It then exits the helmet at two holes underneath the “spoiler” at the back of the helmet. I give this helmet a rating of outstanding for airflow.
The visor uses the button release system found on the newer shark helmets. VERY easy to remove, you just move a small comma shaped lever downwards, push in the button in the center of the visor hinge, and pull the visor off the button.
The whole removal would probably take less than half a minute, if even that. It also comes with tabs to apply tear-offs to the visor.
The way that this visor locks in place is unique — unlike the typical button and slider type of receiver (such as on the RX-7), the RSX visor locks in place with a pin and hole kind of system.
There is a locking pin, shaped like half of a button that you would see on your jacket, and a receiving hole in the visor allows it snap into place.
This seems to be a solid alternative to the hook and slide receiver like the one found on the RX-7. Another cool feature is that you can adjust the tension of the visor very very easily.
Shark provides a small Allen wrench with the helmet, and the tension adjuster does not require removing any parts to get to. The adjuster is located on the comma shaped lever that you move down to remove the visor.
Nice little afterthought, in my opinion.
All in all, I’m very impressed so far with the quality of this helmet. Shark has cranked out another quality helmet in the RSX.
After having tested this helmet on both the neighborhood street, the highway, and on a back road stretch with nobody around and high speeds, I find that I like this helmet even more than my Arai RX-7.
There is, of course, the typical low frequency booming noise that is associated with all helmets, but other than that I cannot seem to find much else to complain about, noise wise.
Do keep in mind that I ride a fully faired bike (a Ducati 996), and as such I wear custom fitted earplugs which helped to greatly reduce the wind noise. However, even without my ear plugs this helmet is fairly quiet.
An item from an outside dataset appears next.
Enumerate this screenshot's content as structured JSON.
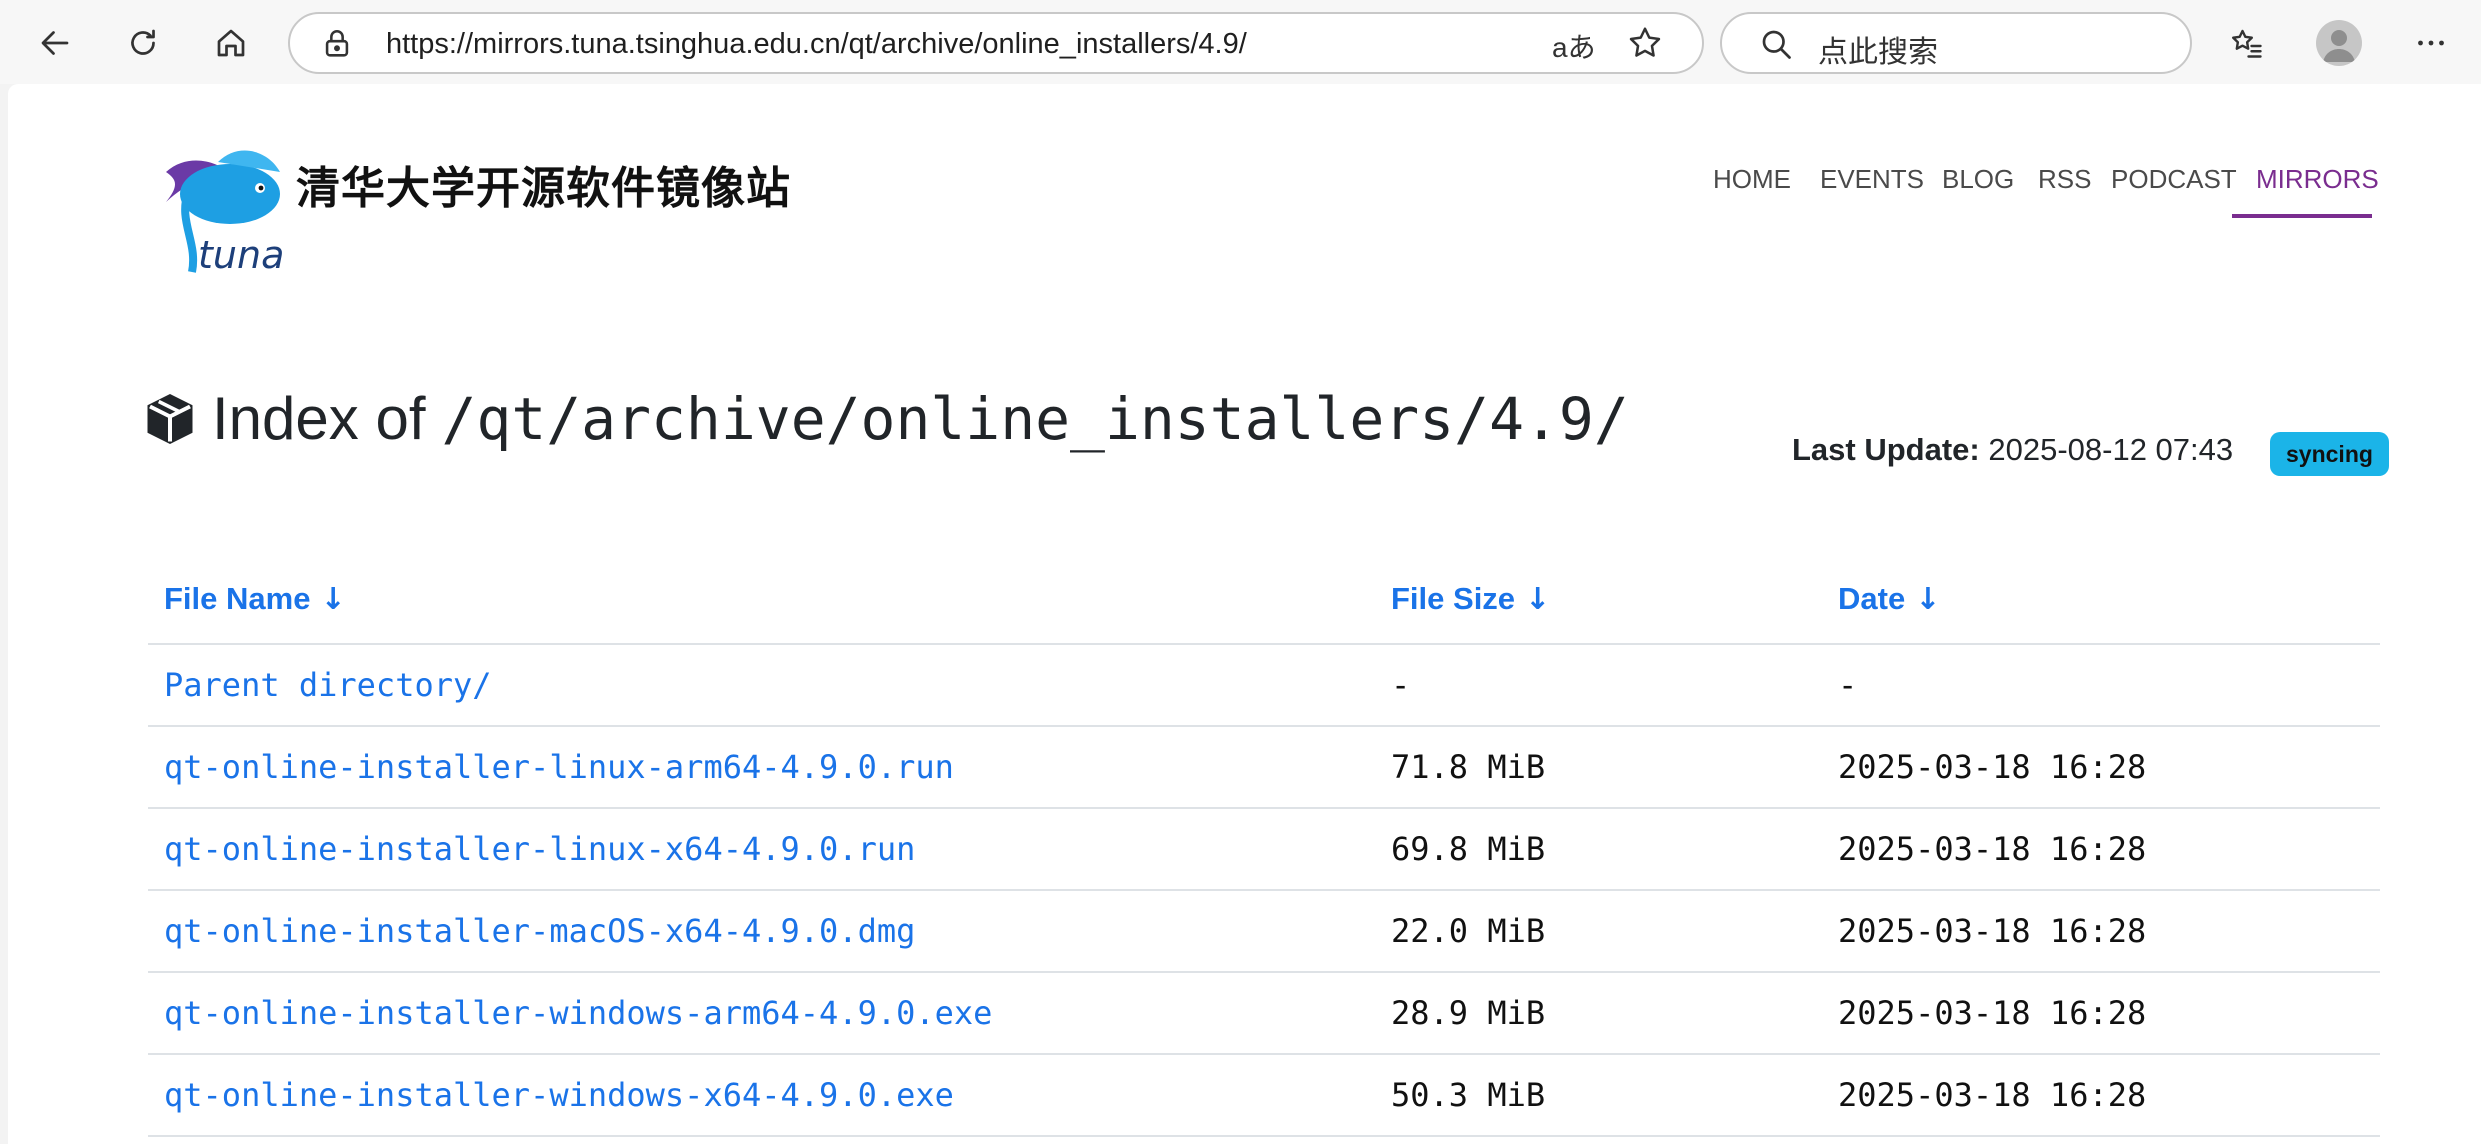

What is kind of unusual is that there seems to be a bit of a gap between the chin guard underneath and my chin.
There is a little fabric flap sewn into the front of the helmet to try and reduce the amount of wind flow coming up underneath the helmet and this is where more of the low boom and wind rushing seems to come from, rather than the usual space behind the neck roll.
The pop up scoop on top of the helmet, as well as the little vent hole towards the front of the helmet (almost right over the top of where the visor sits when closed, albeit the room for the helmet’s forehead) does not give off the high pitched whistle that I was expecting.
I give this helmet a rating of excellent in terms of noise. See the wBWEarplugs and Hearing Protection page for more information and a list of earplug reviews that we’ve posted on the site.
Turbulence and Weight While Riding
I don’t find that I get very much turbulence while riding with this helmet. A little head bob is to be expected, but beyond that I did not experience any sort of extraneous wobble.
In terms of helmet weight while riding, I feel as if I’m wearing a foam bicycle helmet. The RSX balances out VERY well, and even when going from riding to stopped, I don’t feel that much of a weight change.
This is largely due to the Kevlar-carbon multi-composite structuring, and at 1350 grams, this helmet is super super light. I’m in love with this helmet. I give it a rating of outstanding for weight and turbulence.
For more information on motorcycle helmet weights, visit the wBWMotorcycle Helmet Weightspage to compare the weights of all helmets reviewed on webBikeWorld.
All in all, I think this helmet is worth every bit of the ~$432 and a bit that it retails for. I feel that you get exactly what you pay for, which is good protection, a solid helmet, fantastic graphics, and a very comfortable fit, without fifty extra air vents and little plastic pieces stuck here and there just for looks.
The graphics of the helmet are high quality and speak for itself, and with the super easy push button visor change, it makes going from a tinted visor to a clear one for night riding a hassle-free operation of less than a minute.